Immediately captured, Jerry was held prisoner for seven years (2,567 days) in the notorious “Hanoi Hilton,” where torture and solitary confinement were routine.

For almost 40 years now, Jerry’s spellbinding keynote talk, Beyond Survival, has inspired thousands worldwide with a life-changing message of hope, faith, courage and honor.

Another mission of Jerry’s has affected our lives more than we know. During the Cuban Missile Crisis of 1962, the United States was on the brink of war with the Soviet Union. Jerry flew low-level reconnaissance over the island of Cuba, photographing evidence of nuclear armament. The photographs he took, at great personal risk, provided the final evidence President Kennedy needed to implement a naval quarantine (blockade) that halted the stockpiling of Russian nuclear weapons in Cuba. For that alone, Jerry deserves our gratitude.

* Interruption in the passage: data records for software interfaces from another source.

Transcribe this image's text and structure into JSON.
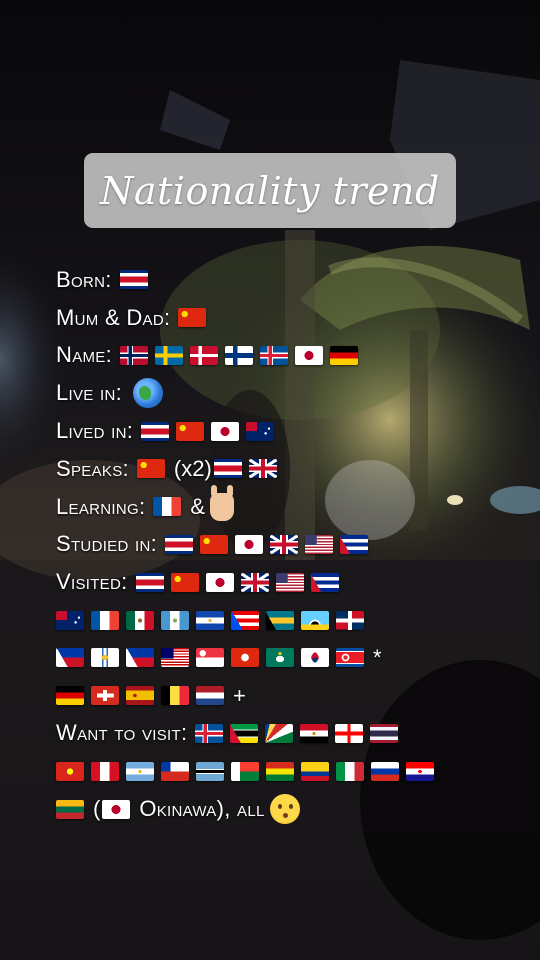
{
  "title": "Nationality trend",
  "rows": [
    {
      "label": "Born:",
      "items": [
        {
          "flag": "costa-rica"
        }
      ]
    },
    {
      "label": "Mum & Dad:",
      "items": [
        {
          "flag": "china"
        }
      ]
    },
    {
      "label": "Name:",
      "items": [
        {
          "flag": "norway"
        },
        {
          "flag": "sweden"
        },
        {
          "flag": "denmark"
        },
        {
          "flag": "finland"
        },
        {
          "flag": "iceland"
        },
        {
          "flag": "japan"
        },
        {
          "flag": "germany"
        }
      ]
    },
    {
      "label": "Live in:",
      "items": [
        {
          "emoji": "globe-icon"
        }
      ]
    },
    {
      "label": "Lived in:",
      "items": [
        {
          "flag": "costa-rica"
        },
        {
          "flag": "china"
        },
        {
          "flag": "japan"
        },
        {
          "flag": "australia"
        }
      ]
    },
    {
      "label": "Speaks:",
      "items": [
        {
          "flag": "china"
        },
        {
          "text": "(x2)"
        },
        {
          "flag": "costa-rica"
        },
        {
          "flag": "uk"
        }
      ]
    },
    {
      "label": "Learning:",
      "items": [
        {
          "flag": "france"
        },
        {
          "text": "&"
        },
        {
          "emoji": "sign-language-hand-icon"
        }
      ]
    },
    {
      "label": "Studied in:",
      "items": [
        {
          "flag": "costa-rica"
        },
        {
          "flag": "china"
        },
        {
          "flag": "japan"
        },
        {
          "flag": "uk"
        },
        {
          "flag": "usa"
        },
        {
          "flag": "cuba"
        }
      ]
    },
    {
      "label": "Visited:",
      "items": [
        {
          "flag": "costa-rica"
        },
        {
          "flag": "china"
        },
        {
          "flag": "japan"
        },
        {
          "flag": "uk"
        },
        {
          "flag": "usa"
        },
        {
          "flag": "cuba"
        }
      ]
    },
    {
      "label": "",
      "items": [
        {
          "flag": "australia"
        },
        {
          "flag": "france"
        },
        {
          "flag": "mexico"
        },
        {
          "flag": "guatemala"
        },
        {
          "flag": "el-salvador"
        },
        {
          "flag": "puerto-rico"
        },
        {
          "flag": "bahamas"
        },
        {
          "flag": "saint-lucia"
        },
        {
          "flag": "dominican-republic"
        }
      ]
    },
    {
      "label": "",
      "items": [
        {
          "flag": "philippines"
        },
        {
          "flag": "us-virgin-islands"
        },
        {
          "flag": "philippines"
        },
        {
          "flag": "malaysia"
        },
        {
          "flag": "singapore"
        },
        {
          "flag": "hong-kong"
        },
        {
          "flag": "macau"
        },
        {
          "flag": "south-korea"
        },
        {
          "flag": "north-korea"
        },
        {
          "text": "*"
        }
      ]
    },
    {
      "label": "",
      "items": [
        {
          "flag": "germany"
        },
        {
          "flag": "switzerland"
        },
        {
          "flag": "spain"
        },
        {
          "flag": "belgium"
        },
        {
          "flag": "netherlands"
        },
        {
          "text": "+"
        }
      ]
    },
    {
      "label": "Want to visit:",
      "items": [
        {
          "flag": "iceland"
        },
        {
          "flag": "mozambique"
        },
        {
          "flag": "seychelles"
        },
        {
          "flag": "egypt"
        },
        {
          "flag": "georgia"
        },
        {
          "flag": "thailand"
        }
      ]
    },
    {
      "label": "",
      "items": [
        {
          "flag": "vietnam"
        },
        {
          "flag": "peru"
        },
        {
          "flag": "argentina"
        },
        {
          "flag": "chile"
        },
        {
          "flag": "botswana"
        },
        {
          "flag": "madagascar"
        },
        {
          "flag": "bolivia"
        },
        {
          "flag": "colombia"
        },
        {
          "flag": "italy"
        },
        {
          "flag": "russia"
        },
        {
          "flag": "croatia"
        }
      ]
    },
    {
      "label": "",
      "items": [
        {
          "flag": "lithuania"
        },
        {
          "text": "("
        },
        {
          "flag": "japan"
        },
        {
          "text": "Okinawa), all"
        },
        {
          "emoji": "kissing-face-icon"
        }
      ]
    }
  ],
  "flag_styles": {
    "costa-rica": "linear-gradient(#002b7f 0 16%, #fff 16% 33%, #ce1126 33% 67%, #fff 67% 84%, #002b7f 84%)",
    "china": "radial-gradient(circle at 24% 32%, #ffde00 0 12%, transparent 13%), #de2910",
    "norway": "linear-gradient(to right, transparent 30%, #00205b 30% 42%, transparent 42%), linear-gradient(transparent 42%, #00205b 42% 58%, transparent 58%), linear-gradient(to right, transparent 26%, #fff 26% 46%, transparent 46%), linear-gradient(transparent 34%, #fff 34% 66%, transparent 66%), #ba0c2f",
    "sweden": "linear-gradient(to right, transparent 30%, #fecc00 30% 44%, transparent 44%), linear-gradient(transparent 40%, #fecc00 40% 60%, transparent 60%), #006aa7",
    "denmark": "linear-gradient(to right, transparent 30%, #fff 30% 42%, transparent 42%), linear-gradient(transparent 42%, #fff 42% 58%, transparent 58%), #c8102e",
    "finland": "linear-gradient(to right, transparent 28%, #003580 28% 44%, transparent 44%), linear-gradient(transparent 38%, #003580 38% 62%, transparent 62%), #ffffff",
    "iceland": "linear-gradient(to right, transparent 30%, #dc1e35 30% 42%, transparent 42%), linear-gradient(transparent 42%, #dc1e35 42% 58%, transparent 58%), linear-gradient(to right, transparent 26%, #fff 26% 46%, transparent 46%), linear-gradient(transparent 34%, #fff 34% 66%, transparent 66%), #02529c",
    "japan": "radial-gradient(circle at 50% 50%, #bc002d 0 26%, #ffffff 27%)",
    "germany": "linear-gradient(#000 0 33%, #dd0000 33% 66%, #ffce00 66%)",
    "australia": "radial-gradient(circle at 70% 60%, #fff 0 5%, transparent 6%), radial-gradient(circle at 82% 35%, #fff 0 4%, transparent 5%), linear-gradient(#c8102e, #c8102e) 0 0/40% 48% no-repeat, #012169",
    "uk": "linear-gradient(to right, transparent 42%, #c8102e 42% 58%, transparent 58%), linear-gradient(transparent 40%, #c8102e 40% 60%, transparent 60%), linear-gradient(to right, transparent 36%, #fff 36% 64%, transparent 64%), linear-gradient(transparent 32%, #fff 32% 68%, transparent 68%), linear-gradient(33deg, transparent 45%, #fff 45% 55%, transparent 55%), linear-gradient(-33deg, transparent 45%, #fff 45% 55%, transparent 55%), #012169",
    "france": "linear-gradient(to right, #0055a4 0 33%, #fff 33% 66%, #ef4135 66%)",
    "usa": "linear-gradient(#3c3b6e, #3c3b6e) 0 0/42% 54% no-repeat, repeating-linear-gradient(#b22234 0 7.7%, #fff 7.7% 15.4%)",
    "cuba": "linear-gradient(60deg, #cf142b 0 26%, transparent 26%), linear-gradient(120deg, transparent 74%, transparent 74%), repeating-linear-gradient(#002a8f 0 20%, #fff 20% 40%)",
    "mexico": "radial-gradient(circle at 50% 50%, #8a6a2c 0 12%, transparent 13%), linear-gradient(to right, #006847 0 33%, #fff 33% 66%, #ce1126 66%)",
    "guatemala": "radial-gradient(circle at 50% 50%, #7fae5a 0 12%, transparent 13%), linear-gradient(to right, #4997d0 0 33%, #fff 33% 66%, #4997d0 66%)",
    "el-salvador": "radial-gradient(circle at 50% 50%, #e4c04a 0 10%, transparent 11%), linear-gradient(#0f47af 0 33%, #fff 33% 66%, #0f47af 66%)",
    "puerto-rico": "linear-gradient(60deg, #0050f0 0 30%, transparent 30%), repeating-linear-gradient(#ed0000 0 20%, #fff 20% 40%)",
    "bahamas": "linear-gradient(60deg, #000 0 26%, transparent 26%), linear-gradient(#00778b 0 33%, #ffc72c 33% 66%, #00778b 66%)",
    "saint-lucia": "linear-gradient(to top, #fcd116 0 28%, transparent 28%), radial-gradient(ellipse at 50% 80%, #000 0 22%, transparent 23%), radial-gradient(ellipse at 50% 80%, #fff 0 30%, transparent 31%), #65cfff",
    "dominican-republic": "linear-gradient(to right, transparent 43%, #fff 43% 57%, transparent 57%), linear-gradient(transparent 40%, #fff 40% 60%, transparent 60%), linear-gradient(to right, #002d62 0 50%, #ce1126 50%) top/100% 50% no-repeat, linear-gradient(to right, #ce1126 0 50%, #002d62 50%) bottom/100% 50% no-repeat",
    "philippines": "linear-gradient(60deg, #fff 0 30%, transparent 30%), linear-gradient(#0038a8 0 50%, #ce1126 50%)",
    "us-virgin-islands": "radial-gradient(ellipse at 50% 50%, #f4c430 0 18%, transparent 19%), linear-gradient(to right, #fff 0 40%, #2a6bb0 40% 44%, #fff 44% 56%, #2a6bb0 56% 60%, #fff 60%)",
    "malaysia": "linear-gradient(#010066, #010066) 0 0/45% 56% no-repeat, repeating-linear-gradient(#cc0001 0 7.1%, #fff 7.1% 14.2%)",
    "singapore": "radial-gradient(circle at 24% 28%, #fff 0 12%, transparent 13%), linear-gradient(#ef3340 0 50%, #fff 50%)",
    "hong-kong": "radial-gradient(circle at 50% 50%, #fff 0 22%, transparent 23%), #de2910",
    "macau": "radial-gradient(ellipse at 50% 58%, #fff 0 20%, transparent 21%), radial-gradient(circle at 50% 30%, #fbd116 0 8%, transparent 9%), #00785e",
    "south-korea": "radial-gradient(circle at 50% 38%, #c60c30 0 14%, transparent 15%), radial-gradient(circle at 50% 62%, #003478 0 14%, transparent 15%), radial-gradient(circle at 50% 50%, #c60c30 0 22%, transparent 23%), #ffffff",
    "north-korea": "radial-gradient(circle at 34% 50%, #ed1c27 0 10%, #fff 11% 18%, transparent 19%), linear-gradient(#024fa2 0 16%, #fff 16% 20%, #ed1c27 20% 80%, #fff 80% 84%, #024fa2 84%)",
    "switzerland": "linear-gradient(to right, transparent 42%, #fff 42% 58%, transparent 58%) center/100% 60% no-repeat, linear-gradient(transparent 40%, #fff 40% 60%, transparent 60%) center/60% 100% no-repeat, #d52b1e",
    "spain": "radial-gradient(circle at 32% 50%, #ad1519 0 8%, transparent 9%), linear-gradient(#aa151b 0 25%, #f1bf00 25% 75%, #aa151b 75%)",
    "belgium": "linear-gradient(to right, #000 0 33%, #fae042 33% 66%, #ed2939 66%)",
    "netherlands": "linear-gradient(#ae1c28 0 33%, #fff 33% 66%, #21468b 66%)",
    "mozambique": "linear-gradient(60deg, #d21034 0 28%, transparent 28%), linear-gradient(#009a44 0 30%, #fff 30% 34%, #000 34% 66%, #fff 66% 70%, #fce100 70%)",
    "seychelles": "conic-gradient(from 0deg at 0% 100%, #003f87 0 14deg, #fcd856 14deg 30deg, #d62828 30deg 50deg, #fff 50deg 68deg, #007a3d 68deg 90deg)",
    "egypt": "radial-gradient(circle at 50% 50%, #c09300 0 9%, transparent 10%), linear-gradient(#ce1126 0 33%, #fff 33% 66%, #000 66%)",
    "georgia": "linear-gradient(to right, transparent 44%, #ff0000 44% 56%, transparent 56%), linear-gradient(transparent 40%, #ff0000 40% 60%, transparent 60%), #ffffff",
    "thailand": "linear-gradient(#a51931 0 16%, #f4f5f8 16% 33%, #2d2a4a 33% 67%, #f4f5f8 67% 84%, #a51931 84%)",
    "vietnam": "radial-gradient(circle at 50% 50%, #ffff00 0 18%, transparent 19%), #da251d",
    "peru": "linear-gradient(to right, #d91023 0 33%, #fff 33% 66%, #d91023 66%)",
    "argentina": "radial-gradient(circle at 50% 50%, #f6b40e 0 9%, transparent 10%), linear-gradient(#74acdf 0 33%, #fff 33% 66%, #74acdf 66%)",
    "chile": "linear-gradient(#0039a6, #0039a6) 0 0/34% 50% no-repeat, linear-gradient(#fff 0 50%, #d52b1e 50%)",
    "botswana": "linear-gradient(#6da9d2 0 38%, #fff 38% 42%, #000 42% 58%, #fff 58% 62%, #6da9d2 62%)",
    "madagascar": "linear-gradient(to right, #fff 0 33%, transparent 33%), linear-gradient(#fc3d32 0 50%, #007e3a 50%)",
    "bolivia": "linear-gradient(#d52b1e 0 33%, #f9e300 33% 66%, #007934 66%)",
    "colombia": "linear-gradient(#fcd116 0 50%, #003893 50% 75%, #ce1126 75%)",
    "italy": "linear-gradient(to right, #009246 0 33%, #fff 33% 66%, #ce2b37 66%)",
    "russia": "linear-gradient(#fff 0 33%, #0039a6 33% 66%, #d52b1e 66%)",
    "croatia": "radial-gradient(ellipse at 50% 50%, #ff0000 0 10%, #fff 11% 14%, transparent 15%), linear-gradient(#ff0000 0 33%, #fff 33% 66%, #171796 66%)",
    "lithuania": "linear-gradient(#fdb913 0 33%, #006a44 33% 66%, #c1272d 66%)"
  }
}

Dr. Sutton conducted this interview with Jerry in San Angelo, Texas, in 1995. Jerry’s book, Beyond Survival: Building on the Hard Times–a POW’s Story, is available through his website. There’s also an audio program of the same name. Jerry’s story was made into a stage play entitled The Prisoner. (23:14)

www.captaincoffee.com
TO LISTEN, use the player below or left-click the link. To access the file right-click and “Save Target as …” to save to your audio device), CLICK HERE FOR LINK

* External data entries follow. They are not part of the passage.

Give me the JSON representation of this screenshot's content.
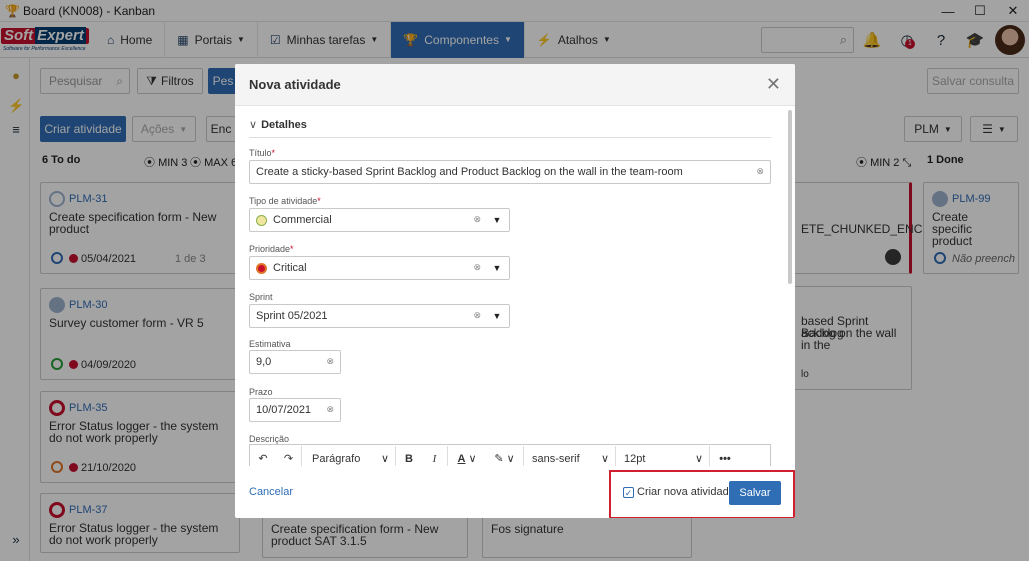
{
  "window": {
    "title": "Board (KN008) - Kanban",
    "controls": [
      "—",
      "☐",
      "✕"
    ]
  },
  "nav": {
    "logo_main": "Soft",
    "logo_accent": "Expert",
    "logo_tagline": "Software for Performance Excellence",
    "items": [
      {
        "label": "Home",
        "icon": "home-icon"
      },
      {
        "label": "Portais",
        "icon": "grid-icon"
      },
      {
        "label": "Minhas tarefas",
        "icon": "tasks-icon"
      },
      {
        "label": "Componentes",
        "icon": "trophy-icon"
      },
      {
        "label": "Atalhos",
        "icon": "bolt-icon"
      }
    ],
    "notification_count": "1"
  },
  "toolbar": {
    "search_placeholder": "Pesquisar",
    "filters": "Filtros",
    "search_btn": "Pes",
    "save_query": "Salvar consulta",
    "create": "Criar atividade",
    "actions": "Ações",
    "enc": "Enc",
    "plm": "PLM"
  },
  "columns": [
    {
      "title": "6 To do",
      "min": "MIN 3",
      "max": "MAX 6"
    },
    {
      "title": "",
      "min": "MIN 2",
      "max": ""
    },
    {
      "title": "1 Done",
      "min": "",
      "max": ""
    }
  ],
  "cards": [
    {
      "id": "PLM-31",
      "title": "Create specification form - New product",
      "date": "05/04/2021",
      "meta": "1 de 3"
    },
    {
      "id": "PLM-30",
      "title": "Survey customer form - VR 5",
      "date": "04/09/2020",
      "meta": ""
    },
    {
      "id": "PLM-35",
      "title": "Error Status logger - the system do not work properly",
      "date": "21/10/2020",
      "meta": ""
    },
    {
      "id": "PLM-37",
      "title": "Error Status logger - the system do not work properly",
      "date": "",
      "meta": ""
    },
    {
      "id": "PLM-99",
      "title": "Create specific product",
      "date": "Não preench",
      "meta": ""
    }
  ],
  "bg_texts": {
    "c2a": "ETE_CHUNKED_ENC",
    "c2b": "based Sprint Backlog",
    "c2c": "acklog on the wall in the",
    "c2d": "lo",
    "c3a": "Create specification form - New",
    "c3b": "product SAT 3.1.5",
    "c4a": "Fos signature"
  },
  "modal": {
    "title": "Nova atividade",
    "section": "Detalhes",
    "fields": {
      "titulo": {
        "label": "Título",
        "value": "Create a sticky-based Sprint Backlog and Product Backlog on the wall in the team-room"
      },
      "tipo": {
        "label": "Tipo de atividade",
        "value": "Commercial"
      },
      "prioridade": {
        "label": "Prioridade",
        "value": "Critical"
      },
      "sprint": {
        "label": "Sprint",
        "value": "Sprint 05/2021"
      },
      "estimativa": {
        "label": "Estimativa",
        "value": "9,0"
      },
      "prazo": {
        "label": "Prazo",
        "value": "10/07/2021"
      },
      "descricao": {
        "label": "Descrição"
      }
    },
    "editor": {
      "paragraph": "Parágrafo",
      "font": "sans-serif",
      "size": "12pt",
      "more": "•••"
    },
    "cancel": "Cancelar",
    "checkbox": "Criar nova atividade",
    "save": "Salvar"
  },
  "colors": {
    "primary": "#2f6db5",
    "danger": "#c8102e",
    "overlay": "rgba(0,0,0,0.36)"
  }
}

COMING SOON: Teaching Our Kids to Win at Losing (Guest: Dr. Frank Sileo)

The Hero in All of Us, Part One (Guest: Captain Gerald Coffee, USN(ret.)

U. S. Navy (retired) Captain Gerald Coffee’s heroic story is legendary. While flying his RA-5C reconnaissance jet during a combat mission off the aircraft carrier USS Kittyhawk, he was shot down over North Vietnam.

Immediately captured, Jerry was held prisoner for seven years (2,567 days) in the notorious “Hanoi Hilton,” where torture and solitary confinement were routine.

For almost 40 years now, Jerry’s spellbinding keynote talk, Beyond Survival, has inspired thousands worldwide with a life-changing message of hope, faith, courage and honor.

Another mission of Jerry’s has affected our lives more than we know. During the Cuban Missile Crisis of 1962, the United States was on the brink of war with the Soviet Union. Jerry flew low-level reconnaissance over the island of Cuba, photographing evidence of nuclear armament. The photographs he took, at great personal risk, provided the final evidence President Kennedy needed to implement a naval quarantine (blockade) that halted the stockpiling of Russian nuclear weapons in Cuba. For that alone, Jerry deserves our gratitude.

Dr. Sutton conducted this interview with Jerry in San Angelo, Texas, in 1995. Jerry’s book, Beyond Survival: Building on the Hard Times–a POW’s Story, is available through his website. There’s also an audio program of the same name. Jerry’s story was made into a stage play entitled The Prisoner. (24:16)

www.captaincoffee.com
TO LISTEN, use the player below or left-click the link. To access the file right-click and “Save Target as …” to save to your audio device), CLICK HERE FOR LINK

COMING SOON: The Hero in All of Us, Part Two (Guest: Former Vietnam POW Captain Gerald Coffee, USN [ret.])